This report reviews the literature on the use of government consolidated accounts across five countries: the UK, Australia, New Zealand, Canada and Sweden.
In the last two decades, significant developments in public sector accounting and accountability systems in OECD countries have culminated in the implementation and/or consideration of advanced accounting ideas such as consolidated accruals-based public sector accounts. A central idea behind the introduction of consolidated accounts across the entire spectrum of government is to encourage greater accountability through greater transparency of links between government bodies and the amalgamation of financial obligations across the various bodies into one single figure.
The notion of a single bottom-line figure for consolidated public sector obligations such as debt and another for public sector assets has appeal for promoters of accounting reform, in that it draws attention to reporting transparency at a time where the complexity of government economic activity has made it difficult to track what the public sector owns and/or owes.
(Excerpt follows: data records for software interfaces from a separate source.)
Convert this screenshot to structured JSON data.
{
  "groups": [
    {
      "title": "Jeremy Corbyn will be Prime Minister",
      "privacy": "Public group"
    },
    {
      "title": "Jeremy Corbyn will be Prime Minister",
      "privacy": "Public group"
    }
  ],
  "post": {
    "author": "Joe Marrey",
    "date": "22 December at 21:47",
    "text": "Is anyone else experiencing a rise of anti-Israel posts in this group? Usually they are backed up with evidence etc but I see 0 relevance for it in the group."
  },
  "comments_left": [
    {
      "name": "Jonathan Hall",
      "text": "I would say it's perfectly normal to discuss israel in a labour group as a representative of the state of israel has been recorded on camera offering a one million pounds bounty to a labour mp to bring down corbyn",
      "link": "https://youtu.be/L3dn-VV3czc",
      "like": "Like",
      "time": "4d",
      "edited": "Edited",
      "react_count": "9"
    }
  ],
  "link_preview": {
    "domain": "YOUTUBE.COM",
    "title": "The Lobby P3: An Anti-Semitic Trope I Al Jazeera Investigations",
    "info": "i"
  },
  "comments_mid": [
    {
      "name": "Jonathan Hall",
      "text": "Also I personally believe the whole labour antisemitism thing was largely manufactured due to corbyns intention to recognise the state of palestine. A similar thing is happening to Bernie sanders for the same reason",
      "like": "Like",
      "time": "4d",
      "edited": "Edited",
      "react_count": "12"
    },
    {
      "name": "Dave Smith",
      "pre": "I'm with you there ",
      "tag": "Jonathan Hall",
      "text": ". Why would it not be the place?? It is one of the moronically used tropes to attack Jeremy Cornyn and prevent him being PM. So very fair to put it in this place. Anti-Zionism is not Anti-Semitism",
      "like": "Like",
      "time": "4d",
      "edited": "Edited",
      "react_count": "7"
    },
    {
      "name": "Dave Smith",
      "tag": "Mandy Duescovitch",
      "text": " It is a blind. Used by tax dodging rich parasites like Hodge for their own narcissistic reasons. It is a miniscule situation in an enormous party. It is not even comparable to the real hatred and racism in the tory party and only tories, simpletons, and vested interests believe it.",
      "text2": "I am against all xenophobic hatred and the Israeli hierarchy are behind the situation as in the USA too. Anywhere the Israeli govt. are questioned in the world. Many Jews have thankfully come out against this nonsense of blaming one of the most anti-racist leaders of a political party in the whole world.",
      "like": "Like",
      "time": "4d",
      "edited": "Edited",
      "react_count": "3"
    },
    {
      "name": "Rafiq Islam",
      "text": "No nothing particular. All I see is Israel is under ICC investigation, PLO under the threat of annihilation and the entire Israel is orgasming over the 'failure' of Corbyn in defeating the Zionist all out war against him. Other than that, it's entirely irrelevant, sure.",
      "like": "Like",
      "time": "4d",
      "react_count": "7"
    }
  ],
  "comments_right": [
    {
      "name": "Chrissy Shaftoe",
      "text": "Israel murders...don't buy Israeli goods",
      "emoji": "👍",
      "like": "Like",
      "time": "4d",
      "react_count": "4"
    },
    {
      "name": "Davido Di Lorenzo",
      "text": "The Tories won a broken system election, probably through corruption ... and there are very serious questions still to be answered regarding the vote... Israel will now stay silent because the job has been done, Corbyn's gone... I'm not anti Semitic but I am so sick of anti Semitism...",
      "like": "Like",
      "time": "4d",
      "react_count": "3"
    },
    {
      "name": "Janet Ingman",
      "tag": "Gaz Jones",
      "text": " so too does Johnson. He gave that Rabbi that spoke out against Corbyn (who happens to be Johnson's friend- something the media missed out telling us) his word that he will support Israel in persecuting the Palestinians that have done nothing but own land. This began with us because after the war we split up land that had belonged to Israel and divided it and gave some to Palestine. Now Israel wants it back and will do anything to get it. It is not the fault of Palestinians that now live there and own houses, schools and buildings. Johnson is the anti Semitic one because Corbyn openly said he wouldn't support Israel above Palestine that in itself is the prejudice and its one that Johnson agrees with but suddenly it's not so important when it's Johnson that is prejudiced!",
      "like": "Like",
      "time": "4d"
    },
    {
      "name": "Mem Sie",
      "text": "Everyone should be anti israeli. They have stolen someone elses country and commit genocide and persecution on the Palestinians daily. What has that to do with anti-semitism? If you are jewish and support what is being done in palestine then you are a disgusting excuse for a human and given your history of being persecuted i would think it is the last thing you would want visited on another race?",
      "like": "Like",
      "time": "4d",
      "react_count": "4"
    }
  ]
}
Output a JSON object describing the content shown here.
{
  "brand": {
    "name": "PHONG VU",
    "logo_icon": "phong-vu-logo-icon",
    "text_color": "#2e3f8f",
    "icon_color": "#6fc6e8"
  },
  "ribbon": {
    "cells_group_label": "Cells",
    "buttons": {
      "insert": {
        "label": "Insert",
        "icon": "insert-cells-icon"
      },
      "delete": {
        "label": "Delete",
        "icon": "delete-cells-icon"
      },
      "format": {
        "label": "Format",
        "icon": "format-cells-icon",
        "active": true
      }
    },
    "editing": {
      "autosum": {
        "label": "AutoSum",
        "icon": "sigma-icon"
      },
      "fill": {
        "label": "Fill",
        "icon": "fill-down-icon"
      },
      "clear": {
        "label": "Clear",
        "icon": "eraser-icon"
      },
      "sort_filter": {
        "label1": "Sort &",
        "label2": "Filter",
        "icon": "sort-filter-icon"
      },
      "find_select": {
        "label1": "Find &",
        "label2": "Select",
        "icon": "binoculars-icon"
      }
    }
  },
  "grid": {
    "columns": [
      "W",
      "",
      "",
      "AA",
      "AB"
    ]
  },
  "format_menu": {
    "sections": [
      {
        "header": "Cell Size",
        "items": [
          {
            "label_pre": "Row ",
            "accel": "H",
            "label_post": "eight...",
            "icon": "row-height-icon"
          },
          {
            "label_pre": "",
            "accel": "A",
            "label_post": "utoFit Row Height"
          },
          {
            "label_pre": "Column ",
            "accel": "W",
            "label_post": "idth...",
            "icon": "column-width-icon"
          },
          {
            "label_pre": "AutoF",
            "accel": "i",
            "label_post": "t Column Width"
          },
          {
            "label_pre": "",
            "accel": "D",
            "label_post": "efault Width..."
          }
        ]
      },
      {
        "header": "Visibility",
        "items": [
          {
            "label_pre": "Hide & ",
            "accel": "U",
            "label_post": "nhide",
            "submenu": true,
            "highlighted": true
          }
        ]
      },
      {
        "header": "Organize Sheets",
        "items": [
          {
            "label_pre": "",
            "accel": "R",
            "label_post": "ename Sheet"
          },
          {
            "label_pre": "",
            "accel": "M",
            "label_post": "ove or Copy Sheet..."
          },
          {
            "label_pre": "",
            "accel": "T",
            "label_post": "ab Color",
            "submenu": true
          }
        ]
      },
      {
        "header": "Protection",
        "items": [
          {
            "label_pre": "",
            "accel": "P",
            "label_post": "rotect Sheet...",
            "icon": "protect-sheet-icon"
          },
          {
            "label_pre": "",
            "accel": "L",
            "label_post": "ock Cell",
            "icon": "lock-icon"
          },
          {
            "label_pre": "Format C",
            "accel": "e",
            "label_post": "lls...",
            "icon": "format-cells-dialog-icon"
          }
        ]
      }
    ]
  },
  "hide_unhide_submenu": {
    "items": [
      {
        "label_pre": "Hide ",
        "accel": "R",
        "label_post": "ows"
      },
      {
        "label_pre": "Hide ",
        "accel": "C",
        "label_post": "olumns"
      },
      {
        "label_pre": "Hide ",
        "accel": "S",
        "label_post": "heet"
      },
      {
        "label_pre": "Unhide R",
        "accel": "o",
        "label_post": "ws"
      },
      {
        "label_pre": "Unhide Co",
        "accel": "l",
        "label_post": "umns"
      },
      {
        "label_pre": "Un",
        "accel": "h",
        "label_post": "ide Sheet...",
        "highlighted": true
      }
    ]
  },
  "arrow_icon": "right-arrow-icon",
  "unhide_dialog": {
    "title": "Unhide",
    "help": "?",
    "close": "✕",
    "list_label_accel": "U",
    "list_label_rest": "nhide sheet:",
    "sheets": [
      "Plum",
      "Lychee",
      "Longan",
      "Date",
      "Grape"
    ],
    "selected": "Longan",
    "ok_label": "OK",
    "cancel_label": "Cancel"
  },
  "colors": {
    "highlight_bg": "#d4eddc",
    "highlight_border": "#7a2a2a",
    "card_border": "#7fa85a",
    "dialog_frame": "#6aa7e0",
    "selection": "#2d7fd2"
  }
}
This report summarises the key issues from a comparative study and suggests ideas for future research. It sets out the historical context of consolidated public sector accounts reforms in the five countries and present a review of the literature.
This is the first stage of a two-part study that begins to explore whether transparency is currently being achieved and whether essential user information needs are being met.
Following the second stage of the study a final report on who is using whole of government accounts will be published in March 2015.
In all, the study will provide new insights into the external drivers needed to promote consolidated financial reporting by governments.